All's Well That Ends Well

ALL’S WELL doesn’t end well for CWRU MFA program

Last season Case Western Reserve’s MFA Acting Program presented a fine production of ‘AUTOBAHN.’ This season they undertook Shakespeare’s ‘ALL’S WELL THAT ENDS WELL.’ Unfortunately, the results were not as positive an experience.

The plot concerns Hellen, a lowborn beauty, who serves in the household of the Countess of Rousillion. Hellen is secretly in love with Bertram, the Countess’s son. Bertram goes off to serve the king, who is terminally ill with a peptic ulcer. Helena’s late father, a physician, has left her his potions. Hellen goes to the King, gives him a drug which cures him and gets, in return, her choice of marrying any male in the King’s court.
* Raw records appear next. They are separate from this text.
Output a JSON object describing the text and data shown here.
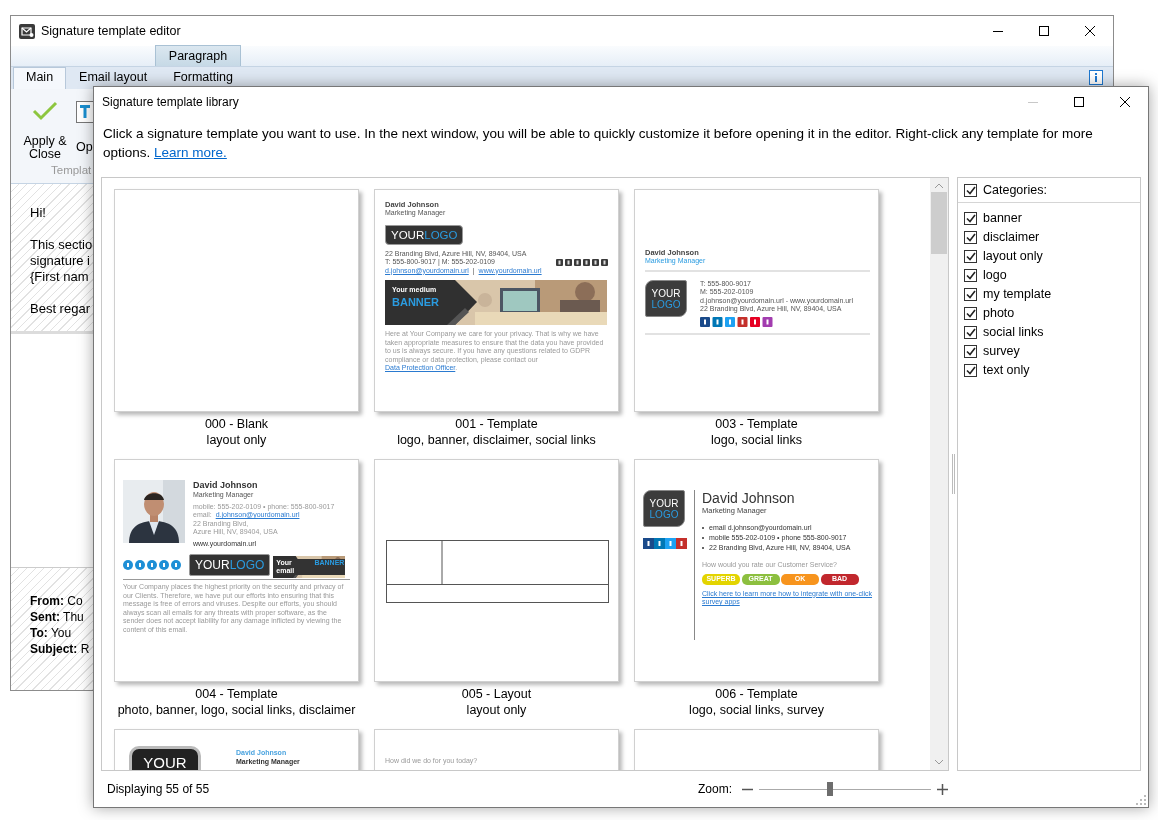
{
  "editor": {
    "title": "Signature template editor",
    "context_group": "Paragraph",
    "tabs": [
      {
        "label": "Main",
        "selected": true
      },
      {
        "label": "Email layout",
        "selected": false
      },
      {
        "label": "Formatting",
        "selected": false
      }
    ],
    "apply_button": "Apply & Close",
    "open_button": "Op",
    "group_label": "Templat",
    "message": {
      "greeting": "Hi!",
      "lines": [
        "This sectio",
        "signature i",
        "{First nam"
      ],
      "closing": "Best regar"
    },
    "header_lines": [
      "**From:** Co",
      "**Sent:** Thu",
      "**To:** You",
      "**Subject:** R"
    ]
  },
  "library": {
    "title": "Signature template library",
    "intro": "Click a signature template you want to use. In the next window, you will be able to quickly customize it before opening it in the editor. Right-click any template for more options.",
    "learn_more": "Learn more.",
    "templates": [
      {
        "label": "000 - Blank",
        "tags": "layout only",
        "preview": {
          "kind": "blank"
        }
      },
      {
        "label": "001 - Template",
        "tags": "logo, banner, disclaimer, social links",
        "preview": {
          "kind": "classic",
          "name": "David Johnson",
          "job_title": "Marketing Manager",
          "logo": [
            "YOUR",
            "LOGO"
          ],
          "lines": [
            "22 Branding Blvd, Azure Hill, NV, 89404, USA",
            "T: 555-800-9017 | M: 555-202-0109"
          ],
          "email": "d.johnson@yourdomain.url",
          "separator": "|",
          "site": "www.yourdomain.url",
          "banner": [
            "Your medium",
            "BANNER"
          ],
          "disclaimer": "Here at Your Company we care for your privacy. That is why we have taken appropriate measures to ensure that the data you have provided to us is always secure. If you have any questions related to GDPR compliance or data protection, please contact our",
          "disclaimer_link": "Data Protection Officer",
          "disclaimer_end": "."
        }
      },
      {
        "label": "003 - Template",
        "tags": "logo, social links",
        "preview": {
          "kind": "compact",
          "name": "David Johnson",
          "job_title": "Marketing Manager",
          "logo": [
            "YOUR",
            "LOGO"
          ],
          "lines": [
            "T: 555-800-9017",
            "M: 555-202-0109",
            "d.johnson@yourdomain.url - www.yourdomain.url",
            "22 Branding Blvd, Azure Hill, NV, 89404, USA"
          ]
        }
      },
      {
        "label": "004 - Template",
        "tags": "photo, banner, logo, social links, disclaimer",
        "preview": {
          "name": "David Johnson",
          "job_title": "Marketing Manager",
          "phones": "mobile: 555-202-0109 • phone: 555-800-9017",
          "email_label": "email:",
          "email": "d.johnson@yourdomain.url",
          "lines": [
            "22 Branding Blvd,",
            "Azure Hill, NV, 89404, USA"
          ],
          "site": "www.yourdomain.url",
          "logo": [
            "YOUR",
            "LOGO"
          ],
          "banner": [
            "Your email",
            "BANNER"
          ],
          "disclaimer": "Your Company places the highest priority on the security and privacy of our Clients. Therefore, we have put our efforts into ensuring that this message is free of errors and viruses. Despite our efforts, you should always scan all emails for any threats with proper software, as the sender does not accept liability for any damage inflicted by viewing the content of this email."
        }
      },
      {
        "label": "005 - Layout",
        "tags": "layout only",
        "preview": {
          "kind": "layout"
        }
      },
      {
        "label": "006 - Template",
        "tags": "logo, social links, survey",
        "preview": {
          "kind": "survey",
          "name": "David Johnson",
          "job_title": "Marketing Manager",
          "logo": [
            "YOUR",
            "LOGO"
          ],
          "lines": [
            "email d.johnson@yourdomain.url",
            "mobile 555-202-0109 • phone 555-800-9017",
            "22 Branding Blvd, Azure Hill, NV, 89404, USA"
          ],
          "question": "How would you rate our Customer Service?",
          "ratings": [
            {
              "label": "SUPERB",
              "color": "#e3d400"
            },
            {
              "label": "GREAT",
              "color": "#8cbf3f"
            },
            {
              "label": "OK",
              "color": "#f7941d"
            },
            {
              "label": "BAD",
              "color": "#c1272d"
            }
          ],
          "link": "Click here to learn more how to integrate with one-click survey apps"
        }
      },
      {
        "preview": {
          "kind": "logo-top",
          "logo": [
            "YOUR"
          ],
          "name": "David Johnson",
          "job_title": "Marketing Manager"
        }
      },
      {
        "preview": {
          "kind": "question",
          "question": "How did we do for you today?"
        }
      },
      {
        "preview": {
          "kind": "blank"
        }
      }
    ],
    "categories": {
      "header": {
        "label": "Categories:",
        "checked": true
      },
      "items": [
        {
          "label": "banner",
          "checked": true
        },
        {
          "label": "disclaimer",
          "checked": true
        },
        {
          "label": "layout only",
          "checked": true
        },
        {
          "label": "logo",
          "checked": true
        },
        {
          "label": "my template",
          "checked": true
        },
        {
          "label": "photo",
          "checked": true
        },
        {
          "label": "social links",
          "checked": true
        },
        {
          "label": "survey",
          "checked": true
        },
        {
          "label": "text only",
          "checked": true
        }
      ]
    },
    "status": "Displaying 55 of 55",
    "zoom": {
      "label": "Zoom:",
      "level": 0.41
    }
  }
}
Of course, she chooses Bertram, who under pressure reluctantly marries her, but before the marriage is consummated he runs off to Italy supposedly to fight in a war. While in Italy, he writes Hellen that, "When thou canst get the ring upon my finger, which never shall come off, and show me a child begotten of thy body that I am father to, then call me husband." That message causes great angst, plot twists result, and eventually everything is resolved as supposedly, all’s well that ends well.
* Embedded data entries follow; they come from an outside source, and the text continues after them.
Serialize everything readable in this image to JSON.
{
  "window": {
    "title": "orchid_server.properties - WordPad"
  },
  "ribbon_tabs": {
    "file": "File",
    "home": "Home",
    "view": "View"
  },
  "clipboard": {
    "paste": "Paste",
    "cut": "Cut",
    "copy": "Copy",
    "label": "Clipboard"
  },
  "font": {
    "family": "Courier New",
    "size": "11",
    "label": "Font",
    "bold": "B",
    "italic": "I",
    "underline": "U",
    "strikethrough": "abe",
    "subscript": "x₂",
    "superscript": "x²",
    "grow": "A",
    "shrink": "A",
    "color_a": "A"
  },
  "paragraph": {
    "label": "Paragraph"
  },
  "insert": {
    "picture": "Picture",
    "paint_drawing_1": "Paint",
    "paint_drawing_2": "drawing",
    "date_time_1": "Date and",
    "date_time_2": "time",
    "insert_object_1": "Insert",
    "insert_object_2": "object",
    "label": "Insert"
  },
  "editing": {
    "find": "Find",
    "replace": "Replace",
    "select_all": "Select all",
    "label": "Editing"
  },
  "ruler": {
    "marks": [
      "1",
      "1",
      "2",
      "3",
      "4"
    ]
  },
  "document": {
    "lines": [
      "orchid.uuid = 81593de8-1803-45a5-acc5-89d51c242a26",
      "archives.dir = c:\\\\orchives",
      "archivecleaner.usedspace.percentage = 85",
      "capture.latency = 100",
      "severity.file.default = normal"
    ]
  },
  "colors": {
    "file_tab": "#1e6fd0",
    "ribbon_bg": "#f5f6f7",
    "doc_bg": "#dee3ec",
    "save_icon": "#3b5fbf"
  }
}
There is no evidence that ‘ALL'S WELL’ was popular in Shakespeare's own lifetime. It has remained one of his lesser-known plays, in part due to its odd mixture of fairy tale logic, supposed realism and its chauvinistic attitude.

Hellen's love for the seemingly unlovable Bertram is difficult to explain. With the right production, however, one in which Bertram, at the start appears to be naïve, and, in the end apologetically comes to his senses, it might be fathomable. That’s exactly what happened in the fine Canadian Shakespeare Festival’s production I saw several seasons ago. But, unfortunately, that is not the tack taken by either director Geoff Bullen nor Tom Picasso, who plays Bertram. The scowling Picasso introduces Bertram as a bully, ends him as a bully, and that is one of the reasons this production stumbles.

It appears, in spite of an impressive resume, that Bullen isn’t sure where the script should go. There is farce, comedy, melodrama inconsistently all mixed into one. Even the music he selected as backup is often off-putting, especially the melodramatic inserts.

As for the cast, Leigh Williams, who was so wonderful in ‘AUTOBAHN,’ seems awash in the role of Hellen. The same for Tom White, who also stood out in last season’s production. His King is right on the surface, showing no depth of characterization. Picasso spends most of the play displaying exaggerated facial expressions and making little sense of his lines. On the other hand, Catherine Albers (a widow who befriends Hellen) and Sarah Nedwek (her daughter) are excellent.

Jeffrey Van Curtis’s costumes and Jill Davis’s set designs are era right and effective.

CAPSULE JUDGMENT: A combination of poor directing, some misguided acting and producing one of Shakespeare’s weakest plays resulted in a CWRU MFA Acting Company production that was less than a satisfying experience.